Search the records for the word "bytes" and report each line that has it.
::: Materials provided :::
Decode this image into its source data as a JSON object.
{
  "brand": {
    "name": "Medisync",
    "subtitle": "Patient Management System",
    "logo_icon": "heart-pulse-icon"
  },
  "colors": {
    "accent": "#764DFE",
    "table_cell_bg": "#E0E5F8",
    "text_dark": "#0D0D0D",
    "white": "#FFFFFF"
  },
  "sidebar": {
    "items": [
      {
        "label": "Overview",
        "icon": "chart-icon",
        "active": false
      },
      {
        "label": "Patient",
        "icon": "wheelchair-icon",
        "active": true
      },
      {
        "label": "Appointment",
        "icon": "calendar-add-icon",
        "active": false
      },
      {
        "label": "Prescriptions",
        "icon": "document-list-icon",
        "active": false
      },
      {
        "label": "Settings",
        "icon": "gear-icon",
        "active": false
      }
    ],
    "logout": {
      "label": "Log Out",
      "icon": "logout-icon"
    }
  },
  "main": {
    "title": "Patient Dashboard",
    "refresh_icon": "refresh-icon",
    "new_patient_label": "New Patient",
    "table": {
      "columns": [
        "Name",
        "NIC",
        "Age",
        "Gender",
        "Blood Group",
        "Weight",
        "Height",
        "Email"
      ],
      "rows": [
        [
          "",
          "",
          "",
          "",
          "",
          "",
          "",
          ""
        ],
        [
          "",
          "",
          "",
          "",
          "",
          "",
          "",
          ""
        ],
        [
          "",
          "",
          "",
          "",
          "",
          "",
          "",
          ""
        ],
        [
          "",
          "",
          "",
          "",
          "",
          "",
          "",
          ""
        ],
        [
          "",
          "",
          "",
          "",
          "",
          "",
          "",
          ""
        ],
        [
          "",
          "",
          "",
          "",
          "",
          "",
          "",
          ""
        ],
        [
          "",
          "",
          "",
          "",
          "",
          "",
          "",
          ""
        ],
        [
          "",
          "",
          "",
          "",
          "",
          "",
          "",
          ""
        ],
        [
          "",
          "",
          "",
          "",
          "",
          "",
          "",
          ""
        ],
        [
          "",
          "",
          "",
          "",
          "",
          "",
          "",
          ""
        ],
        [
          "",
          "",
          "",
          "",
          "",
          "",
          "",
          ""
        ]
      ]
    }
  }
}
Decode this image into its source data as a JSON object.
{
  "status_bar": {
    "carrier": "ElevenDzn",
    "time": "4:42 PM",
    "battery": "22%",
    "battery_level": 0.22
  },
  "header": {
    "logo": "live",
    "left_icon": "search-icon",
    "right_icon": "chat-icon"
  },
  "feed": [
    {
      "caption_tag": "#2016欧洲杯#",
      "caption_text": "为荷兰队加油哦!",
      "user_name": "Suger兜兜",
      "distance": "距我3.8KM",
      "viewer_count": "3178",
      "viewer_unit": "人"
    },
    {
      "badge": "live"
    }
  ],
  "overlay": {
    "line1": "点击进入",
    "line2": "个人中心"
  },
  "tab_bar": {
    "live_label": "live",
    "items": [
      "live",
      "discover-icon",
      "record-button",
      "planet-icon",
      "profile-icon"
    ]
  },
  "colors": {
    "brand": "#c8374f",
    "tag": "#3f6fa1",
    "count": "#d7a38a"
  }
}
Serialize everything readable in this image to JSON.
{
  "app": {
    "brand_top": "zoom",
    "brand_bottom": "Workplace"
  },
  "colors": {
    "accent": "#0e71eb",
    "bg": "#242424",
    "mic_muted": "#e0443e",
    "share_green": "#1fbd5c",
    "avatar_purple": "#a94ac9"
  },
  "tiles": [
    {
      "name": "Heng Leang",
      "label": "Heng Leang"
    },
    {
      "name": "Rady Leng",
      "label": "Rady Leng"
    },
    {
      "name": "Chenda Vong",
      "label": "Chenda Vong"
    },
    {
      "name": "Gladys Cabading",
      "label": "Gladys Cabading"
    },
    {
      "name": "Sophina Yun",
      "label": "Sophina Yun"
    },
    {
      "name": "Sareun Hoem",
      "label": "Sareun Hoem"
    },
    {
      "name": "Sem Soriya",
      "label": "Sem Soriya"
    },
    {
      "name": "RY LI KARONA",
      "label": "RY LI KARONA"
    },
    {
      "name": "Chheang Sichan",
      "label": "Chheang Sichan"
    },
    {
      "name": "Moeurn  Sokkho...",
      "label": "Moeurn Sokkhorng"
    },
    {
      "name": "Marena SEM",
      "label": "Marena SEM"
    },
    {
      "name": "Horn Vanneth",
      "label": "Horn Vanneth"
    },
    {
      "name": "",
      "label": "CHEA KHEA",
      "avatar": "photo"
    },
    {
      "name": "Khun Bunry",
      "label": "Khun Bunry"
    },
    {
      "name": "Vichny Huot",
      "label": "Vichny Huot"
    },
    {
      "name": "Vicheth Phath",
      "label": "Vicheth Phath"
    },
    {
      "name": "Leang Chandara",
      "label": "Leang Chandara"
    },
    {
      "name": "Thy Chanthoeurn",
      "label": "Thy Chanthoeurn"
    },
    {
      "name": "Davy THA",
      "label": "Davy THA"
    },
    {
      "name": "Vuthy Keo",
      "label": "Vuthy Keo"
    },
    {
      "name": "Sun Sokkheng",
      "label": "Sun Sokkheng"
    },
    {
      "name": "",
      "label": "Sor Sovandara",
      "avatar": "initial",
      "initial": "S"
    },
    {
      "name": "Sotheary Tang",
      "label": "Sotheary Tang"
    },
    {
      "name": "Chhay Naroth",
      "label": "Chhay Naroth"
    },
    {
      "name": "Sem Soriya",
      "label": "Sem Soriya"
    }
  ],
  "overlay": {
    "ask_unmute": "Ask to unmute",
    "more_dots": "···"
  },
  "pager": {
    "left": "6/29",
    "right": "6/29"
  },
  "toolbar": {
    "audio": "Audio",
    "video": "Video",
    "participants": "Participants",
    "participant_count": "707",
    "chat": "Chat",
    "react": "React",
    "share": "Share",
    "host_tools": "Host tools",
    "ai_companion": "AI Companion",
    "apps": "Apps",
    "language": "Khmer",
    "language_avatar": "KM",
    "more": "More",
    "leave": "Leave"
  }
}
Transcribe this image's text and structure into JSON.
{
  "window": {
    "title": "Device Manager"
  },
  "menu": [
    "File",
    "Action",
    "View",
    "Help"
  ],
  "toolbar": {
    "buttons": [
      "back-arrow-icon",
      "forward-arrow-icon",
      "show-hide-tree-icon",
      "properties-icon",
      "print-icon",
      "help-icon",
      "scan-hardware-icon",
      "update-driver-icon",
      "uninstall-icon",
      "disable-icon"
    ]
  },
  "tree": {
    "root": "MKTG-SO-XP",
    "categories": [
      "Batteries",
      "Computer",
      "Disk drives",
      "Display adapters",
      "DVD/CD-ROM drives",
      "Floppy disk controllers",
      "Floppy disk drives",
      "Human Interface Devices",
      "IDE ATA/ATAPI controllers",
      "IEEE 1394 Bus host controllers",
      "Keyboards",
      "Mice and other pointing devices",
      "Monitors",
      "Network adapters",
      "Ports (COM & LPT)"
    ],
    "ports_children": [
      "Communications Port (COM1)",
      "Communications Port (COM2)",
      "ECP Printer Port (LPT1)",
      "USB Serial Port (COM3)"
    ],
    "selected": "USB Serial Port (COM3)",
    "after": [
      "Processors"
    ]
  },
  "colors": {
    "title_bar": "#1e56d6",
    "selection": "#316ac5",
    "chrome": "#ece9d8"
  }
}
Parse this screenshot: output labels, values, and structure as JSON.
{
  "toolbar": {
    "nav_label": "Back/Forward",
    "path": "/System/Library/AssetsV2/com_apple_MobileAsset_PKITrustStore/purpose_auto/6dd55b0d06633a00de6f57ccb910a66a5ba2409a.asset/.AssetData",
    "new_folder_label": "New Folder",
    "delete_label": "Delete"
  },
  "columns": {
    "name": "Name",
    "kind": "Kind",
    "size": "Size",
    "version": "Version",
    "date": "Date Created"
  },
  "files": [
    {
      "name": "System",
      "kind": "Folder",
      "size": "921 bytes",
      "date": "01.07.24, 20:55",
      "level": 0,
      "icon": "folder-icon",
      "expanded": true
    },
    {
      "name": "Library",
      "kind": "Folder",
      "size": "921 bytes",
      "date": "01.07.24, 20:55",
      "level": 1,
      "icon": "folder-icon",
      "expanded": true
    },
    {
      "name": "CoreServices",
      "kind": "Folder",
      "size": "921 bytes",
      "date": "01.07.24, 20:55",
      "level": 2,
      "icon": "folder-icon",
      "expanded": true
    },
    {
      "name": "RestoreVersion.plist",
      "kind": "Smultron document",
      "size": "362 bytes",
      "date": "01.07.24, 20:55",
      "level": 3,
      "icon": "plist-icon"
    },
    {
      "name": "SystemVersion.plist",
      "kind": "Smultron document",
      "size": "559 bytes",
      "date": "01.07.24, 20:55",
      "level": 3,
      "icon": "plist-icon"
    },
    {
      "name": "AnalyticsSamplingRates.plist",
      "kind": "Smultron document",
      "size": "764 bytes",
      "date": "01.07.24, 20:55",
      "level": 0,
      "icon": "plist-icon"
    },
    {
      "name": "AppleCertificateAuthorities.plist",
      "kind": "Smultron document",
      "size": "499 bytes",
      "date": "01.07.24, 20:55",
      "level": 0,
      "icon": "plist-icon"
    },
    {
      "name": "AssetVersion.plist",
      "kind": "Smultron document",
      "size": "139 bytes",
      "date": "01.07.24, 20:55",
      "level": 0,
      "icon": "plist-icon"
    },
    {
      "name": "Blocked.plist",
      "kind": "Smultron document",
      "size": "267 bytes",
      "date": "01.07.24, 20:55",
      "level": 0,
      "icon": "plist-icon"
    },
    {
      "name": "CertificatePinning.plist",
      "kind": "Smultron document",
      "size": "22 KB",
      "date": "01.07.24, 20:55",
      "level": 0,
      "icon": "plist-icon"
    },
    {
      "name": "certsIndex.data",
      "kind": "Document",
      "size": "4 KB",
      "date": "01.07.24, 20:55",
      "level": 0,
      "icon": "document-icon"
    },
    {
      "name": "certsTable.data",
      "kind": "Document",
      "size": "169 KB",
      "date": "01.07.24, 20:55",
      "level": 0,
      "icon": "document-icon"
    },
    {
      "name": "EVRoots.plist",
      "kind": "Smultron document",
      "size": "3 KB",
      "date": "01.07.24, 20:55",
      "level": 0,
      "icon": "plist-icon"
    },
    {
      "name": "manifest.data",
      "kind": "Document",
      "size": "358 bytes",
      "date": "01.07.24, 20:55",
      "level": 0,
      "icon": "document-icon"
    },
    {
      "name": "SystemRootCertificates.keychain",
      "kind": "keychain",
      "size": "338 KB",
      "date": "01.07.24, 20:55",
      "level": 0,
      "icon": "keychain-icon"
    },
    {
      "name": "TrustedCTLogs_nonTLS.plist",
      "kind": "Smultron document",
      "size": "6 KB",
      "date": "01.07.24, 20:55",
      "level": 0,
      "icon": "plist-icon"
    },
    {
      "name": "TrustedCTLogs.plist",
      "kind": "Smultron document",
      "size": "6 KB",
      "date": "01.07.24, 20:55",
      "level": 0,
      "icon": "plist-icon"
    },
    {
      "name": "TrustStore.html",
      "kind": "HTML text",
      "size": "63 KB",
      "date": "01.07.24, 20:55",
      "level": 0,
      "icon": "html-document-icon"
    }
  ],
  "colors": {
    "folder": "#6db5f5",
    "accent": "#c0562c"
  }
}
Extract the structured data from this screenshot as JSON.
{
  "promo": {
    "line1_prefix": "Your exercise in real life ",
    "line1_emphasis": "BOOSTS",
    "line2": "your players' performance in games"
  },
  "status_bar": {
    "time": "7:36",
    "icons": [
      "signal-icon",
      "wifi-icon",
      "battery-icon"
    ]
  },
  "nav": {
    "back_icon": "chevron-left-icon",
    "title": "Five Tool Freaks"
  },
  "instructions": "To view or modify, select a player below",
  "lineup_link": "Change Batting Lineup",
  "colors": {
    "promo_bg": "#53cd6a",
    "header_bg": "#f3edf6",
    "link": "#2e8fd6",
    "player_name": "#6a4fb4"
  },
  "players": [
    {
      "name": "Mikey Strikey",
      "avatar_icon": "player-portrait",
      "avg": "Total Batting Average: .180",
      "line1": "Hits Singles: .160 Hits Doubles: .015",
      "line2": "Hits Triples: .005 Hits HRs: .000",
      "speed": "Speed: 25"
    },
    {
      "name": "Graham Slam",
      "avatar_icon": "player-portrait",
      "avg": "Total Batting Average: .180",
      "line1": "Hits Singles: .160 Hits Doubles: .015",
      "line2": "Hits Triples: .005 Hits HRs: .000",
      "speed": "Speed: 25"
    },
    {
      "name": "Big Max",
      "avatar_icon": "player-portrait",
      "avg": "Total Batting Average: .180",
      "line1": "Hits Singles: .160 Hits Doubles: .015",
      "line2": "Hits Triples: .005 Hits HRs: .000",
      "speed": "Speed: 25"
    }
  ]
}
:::
■ **Task solution**:
      "size": "921 bytes",
      "size": "921 bytes",
      "size": "921 bytes",
      "size": "362 bytes",
      "size": "559 bytes",
      "size": "764 bytes",
      "size": "499 bytes",
      "size": "139 bytes",
      "size": "267 bytes",
      "size": "358 bytes",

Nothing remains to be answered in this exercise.